"I believe it's pretty fair in this case, because I acted improper," Powell replied.

But is his mea culpa merely out of fear he'll lose his job or does it come as the result of "personal reflection?" Miles asked that one bluntly, too. And Powell responded in kind.

"I would say that it is both," he said. "To say that I'm scared of being fired, I would say it's an understatement. I'm terrified. I have a family. I have two young children."

Powell also said he'd like to meet personally with the Moatses if given the opportunity. And the Moatses earlier said that they'd accept his apology because, as Tamishia put it in part, "He's a human being."

"I think back to my family, to my mother, that if I was in his (Ryan Moats') situation, that if I want to get to my mother, I'm going to do everything that I can to do it," Powell said.

He should have showed compassion, but for some reason didn't, Powell said. "If I could take it back, I would."

Both Powell and the Moatses obviously want to move on, as do some who say they've grown weary of this story in the time since WFAA8 reporter Rebecca Lopez broke it on Wednesday's 10 p.m. newscast.

Still, both of these interviews were instructive and maybe even cathartic. The Moatses have never sought publicity in this matter, and Powell couldn't have been much more contrite, even if he's now looking only to save his own hide. Whatever your views, at least both sides have been heard.
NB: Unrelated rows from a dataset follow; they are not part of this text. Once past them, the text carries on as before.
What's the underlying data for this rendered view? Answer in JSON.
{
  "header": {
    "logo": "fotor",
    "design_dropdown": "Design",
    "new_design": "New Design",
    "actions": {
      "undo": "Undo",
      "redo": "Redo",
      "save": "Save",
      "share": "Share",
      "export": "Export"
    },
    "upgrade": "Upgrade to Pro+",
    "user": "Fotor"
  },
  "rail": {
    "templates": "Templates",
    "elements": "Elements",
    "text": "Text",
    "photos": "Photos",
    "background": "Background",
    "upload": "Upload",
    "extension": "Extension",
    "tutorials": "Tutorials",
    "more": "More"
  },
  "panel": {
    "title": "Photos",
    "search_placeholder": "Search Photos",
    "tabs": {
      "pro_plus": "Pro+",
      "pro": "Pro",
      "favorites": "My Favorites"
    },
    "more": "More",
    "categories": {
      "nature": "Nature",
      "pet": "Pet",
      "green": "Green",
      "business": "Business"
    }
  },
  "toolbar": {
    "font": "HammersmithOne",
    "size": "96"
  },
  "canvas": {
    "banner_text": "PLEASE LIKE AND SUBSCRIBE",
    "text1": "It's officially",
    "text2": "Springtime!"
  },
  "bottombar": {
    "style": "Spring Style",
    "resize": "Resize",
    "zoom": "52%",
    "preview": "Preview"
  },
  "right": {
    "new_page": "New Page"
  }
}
So the chase should be over for both local and national media. If Powell and the Moatses in fact do meet, let them do so in private. Whatever Powell's superiors decide should be the final, public chapter in a story that otherwise has run its course.